Meanwhile, those outside the body of Christ see these behaviors and think, "I can't believe what I read about Jesus, these people are just living in a fantasy world of self-aggrandizement, not self-sacrifice." Artificial. Fake. Unreal.

And Jesus cries out again and again, "Beware of these [hypocrites]! For they like to parade around ... and love to receive respectful greetings .... And how they love the seats of honor .... Yet they ... pretend to be pious .... Because of this, they will be severely punished" (Luke 20:46-47).

In other words, Jesus wants to put a caption on us that reads: "Real person, not an actor." I wonder how many of us could honestly wear that label today?

Monday, November 3, 2008

On the Blog Again . . .

Just can't wait to get on the blog again . . .

We're happily getting settled into our new home. With all the packing, moving and unpacking, blogging has taken a back seat in priority. But, we actually put a picture on the wall Saturday night and we only have two more boxes in the kitchen looking for homes, so progress is definitely being made. Even Dodger is beginning to believe that we're not going anywhere else, and he can safely bark at the cows in the back pasture.

One of the things I love most about our new home (besides the jacuzzi bathtub and newly installed granite countertops in the kitchen), is the ability to stand on the back porch at night and marvel at the stars. When I was a kid in southeast Louisiana, we lived on property surrounded by undeveloped acreage. In that environment, we had adventures in the woods during the day and watched the sky become littered with stars at night. And here, as it was back then, we're surrounded by wonderful neighbors sharing a sense of community and offering a watchful eye for one another's well-being. I can't tell you how well I've slept over the last week.

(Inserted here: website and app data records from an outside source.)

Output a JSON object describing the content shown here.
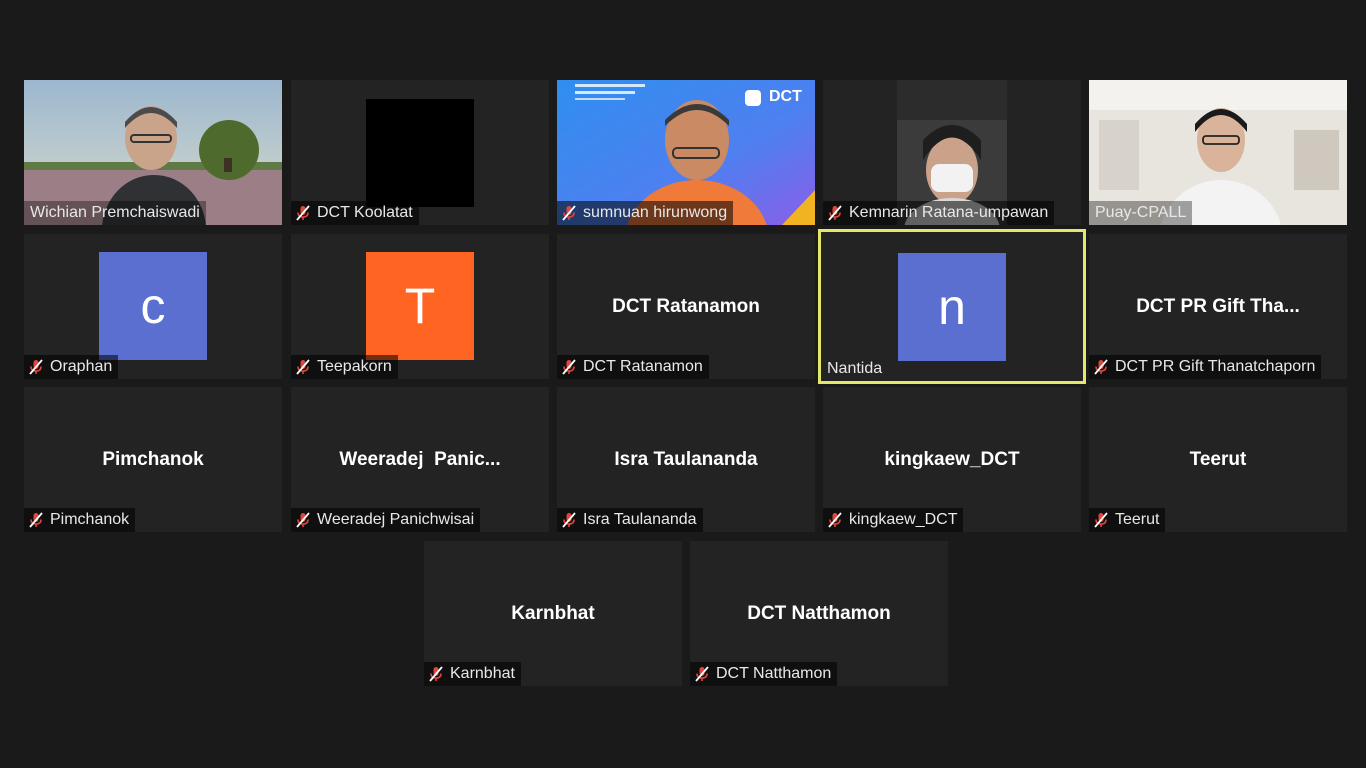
{
  "participants": [
    {
      "label": "Wichian Premchaiswadi",
      "muted": false
    },
    {
      "label": "DCT Koolatat",
      "muted": true
    },
    {
      "label": "sumnuan hirunwong",
      "muted": true,
      "banner_text": "DCT"
    },
    {
      "label": "Kemnarin Ratana-umpawan",
      "muted": true
    },
    {
      "label": "Puay-CPALL",
      "muted": false
    },
    {
      "label": "Oraphan",
      "muted": true,
      "avatar_letter": "c",
      "avatar_color": "#5b6fd0"
    },
    {
      "label": "Teepakorn",
      "muted": true,
      "avatar_letter": "T",
      "avatar_color": "#ff6422"
    },
    {
      "label": "DCT Ratanamon",
      "muted": true,
      "display_name": "DCT Ratanamon"
    },
    {
      "label": "Nantida",
      "muted": false,
      "avatar_letter": "n",
      "avatar_color": "#5b6fd0",
      "speaking": true
    },
    {
      "label": "DCT PR Gift Thanatchaporn",
      "muted": true,
      "display_name": "DCT PR Gift Tha..."
    },
    {
      "label": "Pimchanok",
      "muted": true,
      "display_name": "Pimchanok"
    },
    {
      "label": "Weeradej Panichwisai",
      "muted": true,
      "display_name": "Weeradej  Panic..."
    },
    {
      "label": "Isra Taulananda",
      "muted": true,
      "display_name": "Isra Taulananda"
    },
    {
      "label": "kingkaew_DCT",
      "muted": true,
      "display_name": "kingkaew_DCT"
    },
    {
      "label": "Teerut",
      "muted": true,
      "display_name": "Teerut"
    },
    {
      "label": "Karnbhat",
      "muted": true,
      "display_name": "Karnbhat"
    },
    {
      "label": "DCT Natthamon",
      "muted": true,
      "display_name": "DCT Natthamon"
    }
  ],
  "colors": {
    "background": "#1a1a1a",
    "tile": "#232323",
    "active_border": "#e3e86a",
    "mute_icon": "#e0463b"
  },
  "icons": {
    "mute": "microphone-muted-icon"
  }
}
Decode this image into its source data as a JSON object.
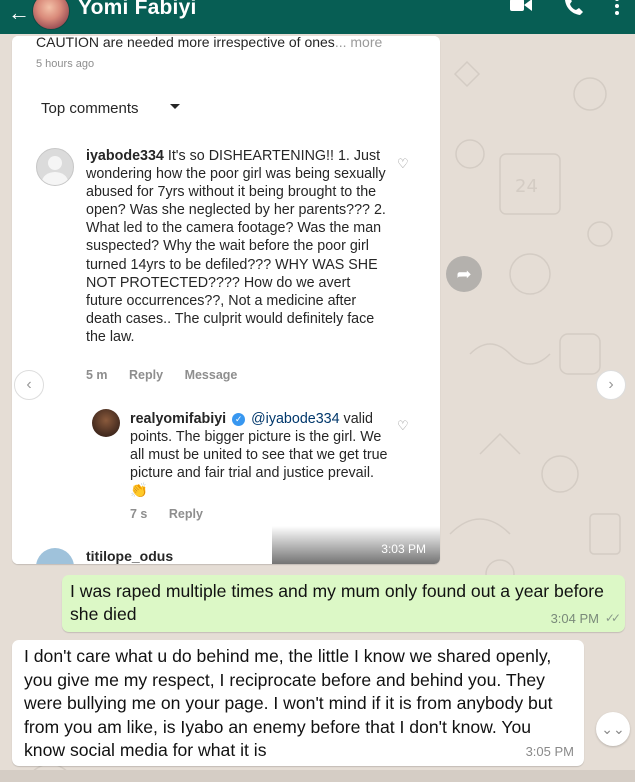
{
  "header": {
    "back_icon": "arrow-left-icon",
    "contact_name": "Yomi Fabiyi",
    "icons": [
      "video-call-icon",
      "phone-icon",
      "more-vert-icon"
    ],
    "background_color": "#075e54"
  },
  "image_message": {
    "caution_text": "CAUTION are needed more irrespective of ones",
    "caution_more": "... more",
    "posted_ago": "5 hours ago",
    "top_comments_label": "Top comments",
    "comment": {
      "username": "iyabode334",
      "text": " It's so DISHEARTENING!! 1. Just wondering how the poor girl was being sexually abused for 7yrs without it being brought to the open? Was she neglected by her parents??? 2. What led to the camera footage? Was the man suspected? Why the wait before the poor girl turned 14yrs to be defiled??? WHY WAS SHE NOT PROTECTED???? How do we avert future occurrences??, Not a medicine after death cases.. The culprit would definitely face the law.",
      "time": "5 m",
      "reply_label": "Reply",
      "message_label": "Message"
    },
    "reply": {
      "username": "realyomifabiyi",
      "mention": "@iyabode334",
      "text": " valid points. The bigger picture is the girl. We all must be united to see that we get true picture and fair trial and justice prevail. 👏",
      "time": "7 s",
      "reply_label": "Reply"
    },
    "next_username": "titilope_odus",
    "timestamp": "3:03 PM"
  },
  "outgoing_message": {
    "text": "I was raped multiple times and my mum only found out a year before she died",
    "time": "3:04 PM",
    "status": "✓✓"
  },
  "incoming_message": {
    "text": "I don't care what u do behind me, the little I know we shared openly, you give me my respect, I reciprocate before and behind you. They were bullying me on your page. I won't mind if it is from anybody but from you am like, is Iyabo an enemy before that I don't know. You know social media for what it is",
    "time": "3:05 PM"
  },
  "colors": {
    "wallpaper": "#e5ddd5",
    "outgoing_bubble": "#dcf8c6",
    "incoming_bubble": "#ffffff"
  }
}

Some years at Thanksgiving, I've honestly had to think really hard about what I'm most grateful for, because of the difficulties and unpleasant circumstances the year brought with it. I've got no questions this year - our new house has brought a joy and peace that is indescribable, and a reminder that every good and perfect gift is from my loving heavenly Father.